— Record excerpts —
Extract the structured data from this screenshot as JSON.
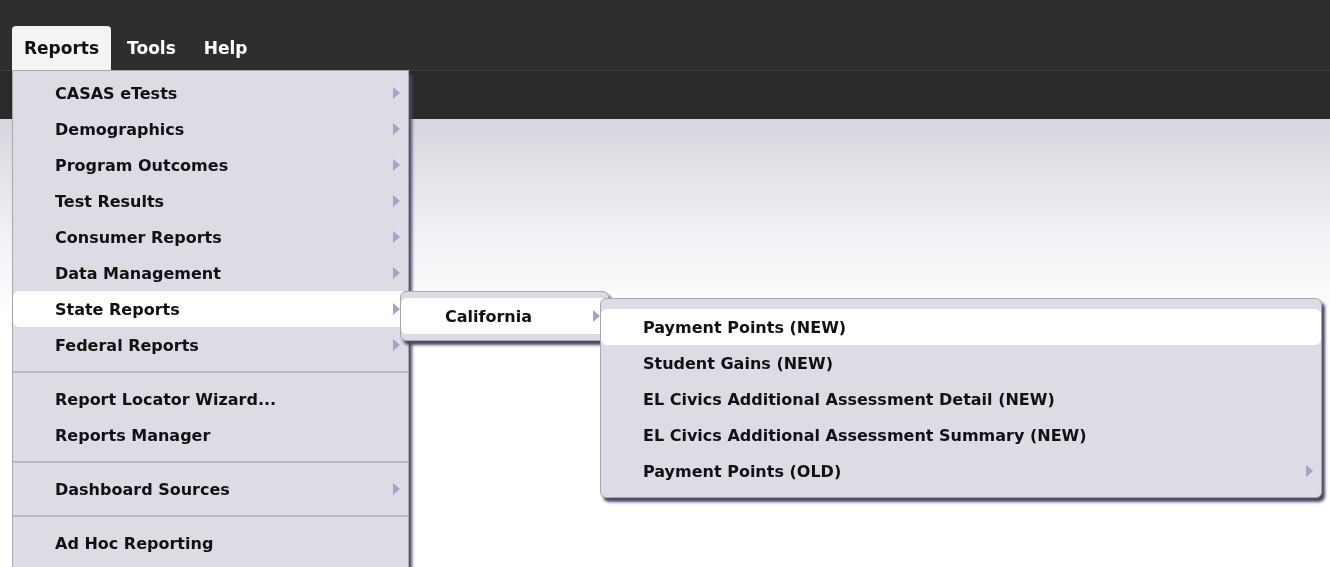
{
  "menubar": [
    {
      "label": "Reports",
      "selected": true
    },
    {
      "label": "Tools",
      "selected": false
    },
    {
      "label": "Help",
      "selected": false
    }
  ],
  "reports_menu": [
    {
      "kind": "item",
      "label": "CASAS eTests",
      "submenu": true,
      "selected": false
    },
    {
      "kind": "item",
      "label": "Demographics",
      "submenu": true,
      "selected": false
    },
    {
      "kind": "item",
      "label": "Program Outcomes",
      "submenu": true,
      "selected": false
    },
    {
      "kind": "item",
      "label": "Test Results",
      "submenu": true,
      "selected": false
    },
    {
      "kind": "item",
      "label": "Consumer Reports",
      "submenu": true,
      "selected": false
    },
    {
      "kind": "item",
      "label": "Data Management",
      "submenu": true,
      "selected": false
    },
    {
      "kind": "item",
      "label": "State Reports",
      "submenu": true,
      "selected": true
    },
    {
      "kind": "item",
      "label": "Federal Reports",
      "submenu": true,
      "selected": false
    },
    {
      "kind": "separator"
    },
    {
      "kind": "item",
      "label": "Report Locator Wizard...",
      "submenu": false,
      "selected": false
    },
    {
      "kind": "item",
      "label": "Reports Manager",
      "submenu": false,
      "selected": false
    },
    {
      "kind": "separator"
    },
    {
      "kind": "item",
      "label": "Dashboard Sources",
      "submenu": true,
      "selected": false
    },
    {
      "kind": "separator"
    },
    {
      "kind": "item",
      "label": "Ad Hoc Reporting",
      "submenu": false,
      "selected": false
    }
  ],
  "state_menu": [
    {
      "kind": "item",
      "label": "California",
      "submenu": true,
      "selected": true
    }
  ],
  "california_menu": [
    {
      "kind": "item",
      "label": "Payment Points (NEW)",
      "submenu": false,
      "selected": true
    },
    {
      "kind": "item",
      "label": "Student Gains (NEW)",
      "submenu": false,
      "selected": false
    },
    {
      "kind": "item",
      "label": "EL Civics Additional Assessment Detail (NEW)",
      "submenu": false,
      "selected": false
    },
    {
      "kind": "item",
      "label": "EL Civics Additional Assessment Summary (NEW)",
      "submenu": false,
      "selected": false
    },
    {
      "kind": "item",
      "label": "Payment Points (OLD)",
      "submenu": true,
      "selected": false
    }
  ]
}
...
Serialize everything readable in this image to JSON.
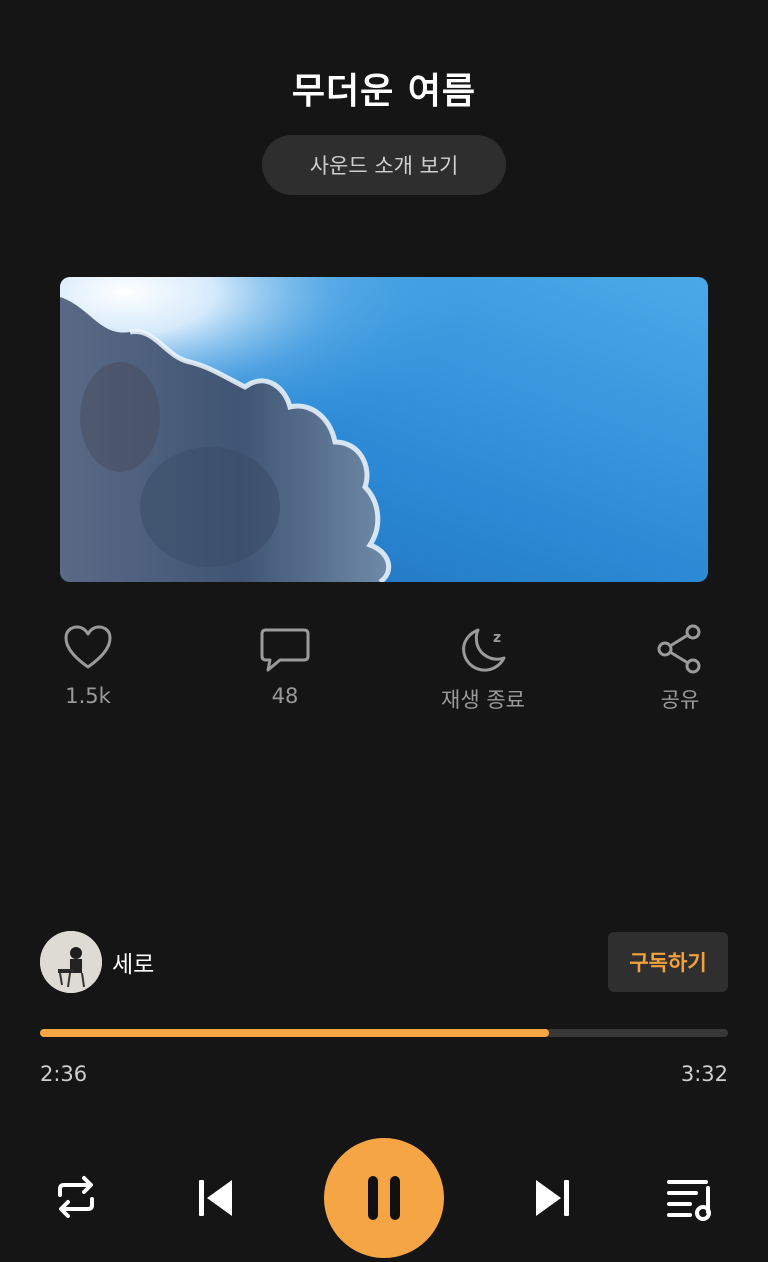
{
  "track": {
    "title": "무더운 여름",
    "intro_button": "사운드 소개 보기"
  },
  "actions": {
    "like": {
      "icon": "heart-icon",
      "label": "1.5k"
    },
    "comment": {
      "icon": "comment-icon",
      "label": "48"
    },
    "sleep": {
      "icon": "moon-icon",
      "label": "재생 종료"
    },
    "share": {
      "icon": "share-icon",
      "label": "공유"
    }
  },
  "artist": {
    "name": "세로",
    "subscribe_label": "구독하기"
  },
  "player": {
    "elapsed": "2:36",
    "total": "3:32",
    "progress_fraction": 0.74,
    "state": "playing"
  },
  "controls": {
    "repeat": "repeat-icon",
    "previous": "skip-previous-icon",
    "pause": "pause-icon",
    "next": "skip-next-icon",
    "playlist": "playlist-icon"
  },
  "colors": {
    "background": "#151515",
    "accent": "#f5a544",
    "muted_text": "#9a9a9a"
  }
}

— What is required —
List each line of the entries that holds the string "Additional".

— Solution for this problem —
      "label": "EL Civics Additional Assessment Detail (NEW)",
      "label": "EL Civics Additional Assessment Summary (NEW)",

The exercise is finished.